§ **Activity**
Go over the data below line by line, and state how many lines contain the string "United". Give the number only.

§ **Task input**
* * *
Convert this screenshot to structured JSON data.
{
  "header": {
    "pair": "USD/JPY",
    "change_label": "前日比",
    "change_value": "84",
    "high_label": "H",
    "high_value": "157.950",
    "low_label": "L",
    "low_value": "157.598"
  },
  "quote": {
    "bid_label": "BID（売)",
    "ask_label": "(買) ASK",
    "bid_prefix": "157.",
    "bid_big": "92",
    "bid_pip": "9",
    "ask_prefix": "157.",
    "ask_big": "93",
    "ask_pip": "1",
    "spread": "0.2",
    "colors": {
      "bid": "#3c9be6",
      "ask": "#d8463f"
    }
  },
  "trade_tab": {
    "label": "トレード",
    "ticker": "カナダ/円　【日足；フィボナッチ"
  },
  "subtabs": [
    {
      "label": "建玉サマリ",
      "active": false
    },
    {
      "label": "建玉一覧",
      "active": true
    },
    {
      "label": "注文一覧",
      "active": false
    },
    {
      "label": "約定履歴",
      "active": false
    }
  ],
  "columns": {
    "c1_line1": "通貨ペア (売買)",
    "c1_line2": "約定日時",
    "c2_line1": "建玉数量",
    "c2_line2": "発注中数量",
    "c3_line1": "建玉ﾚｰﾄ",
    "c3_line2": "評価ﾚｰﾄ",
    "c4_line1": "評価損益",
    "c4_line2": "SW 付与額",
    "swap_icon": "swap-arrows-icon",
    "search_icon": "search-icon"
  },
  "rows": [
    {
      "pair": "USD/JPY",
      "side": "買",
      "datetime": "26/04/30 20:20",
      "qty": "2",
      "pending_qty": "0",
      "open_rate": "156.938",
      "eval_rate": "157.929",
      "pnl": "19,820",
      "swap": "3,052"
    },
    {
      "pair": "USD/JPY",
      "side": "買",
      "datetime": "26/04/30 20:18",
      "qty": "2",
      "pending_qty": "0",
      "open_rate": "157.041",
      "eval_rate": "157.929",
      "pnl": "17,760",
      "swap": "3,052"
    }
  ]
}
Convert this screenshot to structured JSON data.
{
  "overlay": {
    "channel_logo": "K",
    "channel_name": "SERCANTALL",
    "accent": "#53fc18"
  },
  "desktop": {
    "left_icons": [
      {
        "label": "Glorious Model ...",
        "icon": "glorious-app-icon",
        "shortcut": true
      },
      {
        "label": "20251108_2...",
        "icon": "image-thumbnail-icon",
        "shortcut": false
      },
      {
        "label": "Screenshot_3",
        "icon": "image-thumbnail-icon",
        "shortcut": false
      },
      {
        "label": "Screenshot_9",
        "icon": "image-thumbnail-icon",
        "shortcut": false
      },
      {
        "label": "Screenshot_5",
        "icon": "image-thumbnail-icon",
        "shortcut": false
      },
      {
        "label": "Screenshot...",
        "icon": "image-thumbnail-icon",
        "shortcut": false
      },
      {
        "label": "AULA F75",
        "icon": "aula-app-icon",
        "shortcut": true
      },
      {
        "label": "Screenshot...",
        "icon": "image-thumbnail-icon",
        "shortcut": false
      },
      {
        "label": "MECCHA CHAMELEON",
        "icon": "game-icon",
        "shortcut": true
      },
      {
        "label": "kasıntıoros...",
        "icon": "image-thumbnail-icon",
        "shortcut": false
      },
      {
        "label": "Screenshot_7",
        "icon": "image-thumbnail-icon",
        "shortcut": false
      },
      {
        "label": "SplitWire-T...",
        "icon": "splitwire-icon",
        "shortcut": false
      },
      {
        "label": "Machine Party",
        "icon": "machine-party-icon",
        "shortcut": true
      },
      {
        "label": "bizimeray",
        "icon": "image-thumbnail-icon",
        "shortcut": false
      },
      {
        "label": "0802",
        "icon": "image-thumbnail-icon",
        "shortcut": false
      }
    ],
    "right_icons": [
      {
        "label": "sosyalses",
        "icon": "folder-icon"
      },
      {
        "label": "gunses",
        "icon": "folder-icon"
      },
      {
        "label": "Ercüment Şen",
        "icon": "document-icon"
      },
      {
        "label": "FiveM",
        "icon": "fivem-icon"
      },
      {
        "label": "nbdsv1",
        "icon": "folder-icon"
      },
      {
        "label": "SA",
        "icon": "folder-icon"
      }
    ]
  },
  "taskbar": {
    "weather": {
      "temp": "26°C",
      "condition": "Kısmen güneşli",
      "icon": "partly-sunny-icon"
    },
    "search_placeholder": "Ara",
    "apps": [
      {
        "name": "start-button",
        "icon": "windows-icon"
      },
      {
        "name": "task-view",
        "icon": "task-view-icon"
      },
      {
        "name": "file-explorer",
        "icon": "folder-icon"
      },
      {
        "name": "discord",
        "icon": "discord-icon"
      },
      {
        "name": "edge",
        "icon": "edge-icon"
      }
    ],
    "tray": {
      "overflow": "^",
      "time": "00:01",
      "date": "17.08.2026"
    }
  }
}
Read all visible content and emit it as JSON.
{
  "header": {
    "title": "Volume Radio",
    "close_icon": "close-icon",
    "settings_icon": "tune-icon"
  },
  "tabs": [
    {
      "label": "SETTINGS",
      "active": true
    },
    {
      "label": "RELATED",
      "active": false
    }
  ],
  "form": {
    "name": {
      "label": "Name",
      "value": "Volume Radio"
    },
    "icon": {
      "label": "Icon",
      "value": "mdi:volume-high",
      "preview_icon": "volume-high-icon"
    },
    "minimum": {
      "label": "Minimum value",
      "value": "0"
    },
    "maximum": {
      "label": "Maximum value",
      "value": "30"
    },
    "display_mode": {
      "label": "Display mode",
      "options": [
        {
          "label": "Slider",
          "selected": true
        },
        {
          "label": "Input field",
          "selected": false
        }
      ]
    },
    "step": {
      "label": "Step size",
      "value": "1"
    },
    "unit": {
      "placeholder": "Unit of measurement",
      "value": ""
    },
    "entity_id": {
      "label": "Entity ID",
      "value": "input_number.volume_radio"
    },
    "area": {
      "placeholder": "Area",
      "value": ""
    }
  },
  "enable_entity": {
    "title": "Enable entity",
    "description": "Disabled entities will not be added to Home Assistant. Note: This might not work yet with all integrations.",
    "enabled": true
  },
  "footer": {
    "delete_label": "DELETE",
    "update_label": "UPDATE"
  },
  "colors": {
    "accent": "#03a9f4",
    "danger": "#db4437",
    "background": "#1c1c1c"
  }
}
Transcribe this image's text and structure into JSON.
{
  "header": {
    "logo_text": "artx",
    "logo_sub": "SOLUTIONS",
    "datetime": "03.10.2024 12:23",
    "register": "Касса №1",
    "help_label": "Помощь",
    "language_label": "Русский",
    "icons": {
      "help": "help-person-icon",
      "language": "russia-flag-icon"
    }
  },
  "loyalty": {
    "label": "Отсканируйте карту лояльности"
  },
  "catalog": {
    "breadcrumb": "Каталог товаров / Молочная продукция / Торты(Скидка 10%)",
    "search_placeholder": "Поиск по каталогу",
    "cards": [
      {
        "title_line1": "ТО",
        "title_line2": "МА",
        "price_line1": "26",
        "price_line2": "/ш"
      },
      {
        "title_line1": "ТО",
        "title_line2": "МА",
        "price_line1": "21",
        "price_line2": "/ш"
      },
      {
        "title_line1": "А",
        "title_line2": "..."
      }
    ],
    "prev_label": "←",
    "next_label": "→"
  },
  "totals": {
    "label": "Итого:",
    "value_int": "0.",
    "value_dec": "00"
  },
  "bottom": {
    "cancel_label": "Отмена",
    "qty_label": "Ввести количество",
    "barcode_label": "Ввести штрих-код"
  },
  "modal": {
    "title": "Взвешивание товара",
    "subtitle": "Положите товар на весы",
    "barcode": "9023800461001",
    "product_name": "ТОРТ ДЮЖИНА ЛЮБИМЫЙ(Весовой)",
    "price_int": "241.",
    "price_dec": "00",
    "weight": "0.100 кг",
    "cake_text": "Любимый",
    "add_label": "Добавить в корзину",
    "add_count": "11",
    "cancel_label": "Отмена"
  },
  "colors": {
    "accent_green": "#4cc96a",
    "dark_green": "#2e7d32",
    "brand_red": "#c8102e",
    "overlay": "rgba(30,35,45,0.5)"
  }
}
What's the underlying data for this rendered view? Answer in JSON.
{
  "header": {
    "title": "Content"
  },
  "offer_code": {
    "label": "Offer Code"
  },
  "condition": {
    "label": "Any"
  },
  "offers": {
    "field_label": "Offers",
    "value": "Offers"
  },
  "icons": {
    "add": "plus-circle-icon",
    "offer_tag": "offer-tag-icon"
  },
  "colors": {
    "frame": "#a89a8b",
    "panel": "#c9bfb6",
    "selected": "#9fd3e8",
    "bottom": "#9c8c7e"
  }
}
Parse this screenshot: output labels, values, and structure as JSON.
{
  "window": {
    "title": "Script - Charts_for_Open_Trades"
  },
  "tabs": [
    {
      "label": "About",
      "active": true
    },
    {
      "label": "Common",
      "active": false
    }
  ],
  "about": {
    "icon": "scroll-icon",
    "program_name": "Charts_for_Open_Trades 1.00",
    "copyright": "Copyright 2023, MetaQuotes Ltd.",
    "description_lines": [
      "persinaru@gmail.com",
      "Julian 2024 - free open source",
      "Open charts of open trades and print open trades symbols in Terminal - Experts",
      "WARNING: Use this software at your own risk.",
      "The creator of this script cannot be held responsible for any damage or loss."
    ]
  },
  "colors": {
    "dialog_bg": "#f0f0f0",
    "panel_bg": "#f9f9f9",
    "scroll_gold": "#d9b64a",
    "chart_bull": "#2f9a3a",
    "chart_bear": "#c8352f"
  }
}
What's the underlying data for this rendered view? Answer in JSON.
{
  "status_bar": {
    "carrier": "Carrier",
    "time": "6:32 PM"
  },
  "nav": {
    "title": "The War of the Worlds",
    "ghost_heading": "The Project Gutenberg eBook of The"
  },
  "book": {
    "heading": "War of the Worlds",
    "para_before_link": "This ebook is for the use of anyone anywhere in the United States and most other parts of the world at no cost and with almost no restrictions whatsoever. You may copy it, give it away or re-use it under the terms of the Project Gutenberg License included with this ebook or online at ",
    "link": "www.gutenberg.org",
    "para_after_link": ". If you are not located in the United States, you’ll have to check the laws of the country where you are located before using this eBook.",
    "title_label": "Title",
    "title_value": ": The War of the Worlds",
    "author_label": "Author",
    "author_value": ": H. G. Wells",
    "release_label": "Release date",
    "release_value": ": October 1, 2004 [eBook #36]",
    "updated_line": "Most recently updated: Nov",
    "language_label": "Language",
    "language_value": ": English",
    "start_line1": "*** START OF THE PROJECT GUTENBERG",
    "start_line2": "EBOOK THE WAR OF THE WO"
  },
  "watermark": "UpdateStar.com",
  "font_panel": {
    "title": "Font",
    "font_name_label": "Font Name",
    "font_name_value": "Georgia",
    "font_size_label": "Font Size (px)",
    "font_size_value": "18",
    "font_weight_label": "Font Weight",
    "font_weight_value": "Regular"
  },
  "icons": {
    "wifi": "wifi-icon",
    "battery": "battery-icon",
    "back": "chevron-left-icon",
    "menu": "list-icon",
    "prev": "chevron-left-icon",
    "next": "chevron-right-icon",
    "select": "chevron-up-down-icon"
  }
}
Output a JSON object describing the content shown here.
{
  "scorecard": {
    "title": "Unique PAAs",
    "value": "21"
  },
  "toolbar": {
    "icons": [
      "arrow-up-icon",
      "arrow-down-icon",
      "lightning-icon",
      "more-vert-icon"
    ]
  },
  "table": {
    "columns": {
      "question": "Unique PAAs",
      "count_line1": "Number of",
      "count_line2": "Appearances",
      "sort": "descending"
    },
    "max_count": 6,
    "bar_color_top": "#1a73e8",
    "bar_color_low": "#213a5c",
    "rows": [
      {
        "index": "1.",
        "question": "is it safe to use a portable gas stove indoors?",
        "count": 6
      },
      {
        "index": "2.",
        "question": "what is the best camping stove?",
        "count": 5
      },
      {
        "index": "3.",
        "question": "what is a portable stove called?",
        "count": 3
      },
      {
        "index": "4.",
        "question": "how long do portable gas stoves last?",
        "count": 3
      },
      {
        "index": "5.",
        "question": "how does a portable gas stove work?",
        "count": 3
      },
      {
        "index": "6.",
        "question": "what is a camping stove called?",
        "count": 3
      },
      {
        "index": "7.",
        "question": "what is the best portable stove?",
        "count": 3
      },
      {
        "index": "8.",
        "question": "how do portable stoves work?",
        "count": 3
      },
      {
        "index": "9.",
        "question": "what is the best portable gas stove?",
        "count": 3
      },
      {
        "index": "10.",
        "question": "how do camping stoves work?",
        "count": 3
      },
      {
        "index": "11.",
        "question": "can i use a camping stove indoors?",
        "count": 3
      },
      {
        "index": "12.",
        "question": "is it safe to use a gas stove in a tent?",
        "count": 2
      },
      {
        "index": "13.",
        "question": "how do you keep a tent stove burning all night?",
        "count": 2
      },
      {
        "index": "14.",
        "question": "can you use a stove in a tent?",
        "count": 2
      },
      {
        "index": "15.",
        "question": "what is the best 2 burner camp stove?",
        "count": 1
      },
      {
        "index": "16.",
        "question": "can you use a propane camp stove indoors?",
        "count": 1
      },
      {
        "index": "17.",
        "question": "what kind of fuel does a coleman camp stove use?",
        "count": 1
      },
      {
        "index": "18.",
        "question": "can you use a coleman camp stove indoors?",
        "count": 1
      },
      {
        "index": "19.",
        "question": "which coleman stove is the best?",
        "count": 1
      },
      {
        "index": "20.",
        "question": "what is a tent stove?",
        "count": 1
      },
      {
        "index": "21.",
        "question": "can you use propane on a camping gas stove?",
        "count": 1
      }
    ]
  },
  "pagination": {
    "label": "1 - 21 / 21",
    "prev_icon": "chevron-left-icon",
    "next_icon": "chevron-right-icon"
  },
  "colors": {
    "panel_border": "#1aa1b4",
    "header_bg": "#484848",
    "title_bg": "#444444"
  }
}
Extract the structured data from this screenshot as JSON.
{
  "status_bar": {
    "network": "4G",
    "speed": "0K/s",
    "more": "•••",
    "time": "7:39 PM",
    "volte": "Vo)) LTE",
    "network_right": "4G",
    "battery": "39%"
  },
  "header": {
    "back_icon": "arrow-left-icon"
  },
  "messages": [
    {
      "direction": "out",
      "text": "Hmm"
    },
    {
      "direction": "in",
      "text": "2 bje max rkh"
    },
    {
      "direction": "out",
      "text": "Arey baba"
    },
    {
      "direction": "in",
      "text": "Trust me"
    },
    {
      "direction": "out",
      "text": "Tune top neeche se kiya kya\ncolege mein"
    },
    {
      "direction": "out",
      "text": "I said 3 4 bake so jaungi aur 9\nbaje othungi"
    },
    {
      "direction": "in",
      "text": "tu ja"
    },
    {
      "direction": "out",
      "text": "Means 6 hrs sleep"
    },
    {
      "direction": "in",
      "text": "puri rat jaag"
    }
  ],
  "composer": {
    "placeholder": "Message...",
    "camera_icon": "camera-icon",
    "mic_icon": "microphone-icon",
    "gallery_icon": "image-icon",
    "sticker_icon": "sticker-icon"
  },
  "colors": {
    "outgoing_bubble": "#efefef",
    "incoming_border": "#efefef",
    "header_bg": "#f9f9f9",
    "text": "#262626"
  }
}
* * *
§ **Solution for this problem**
2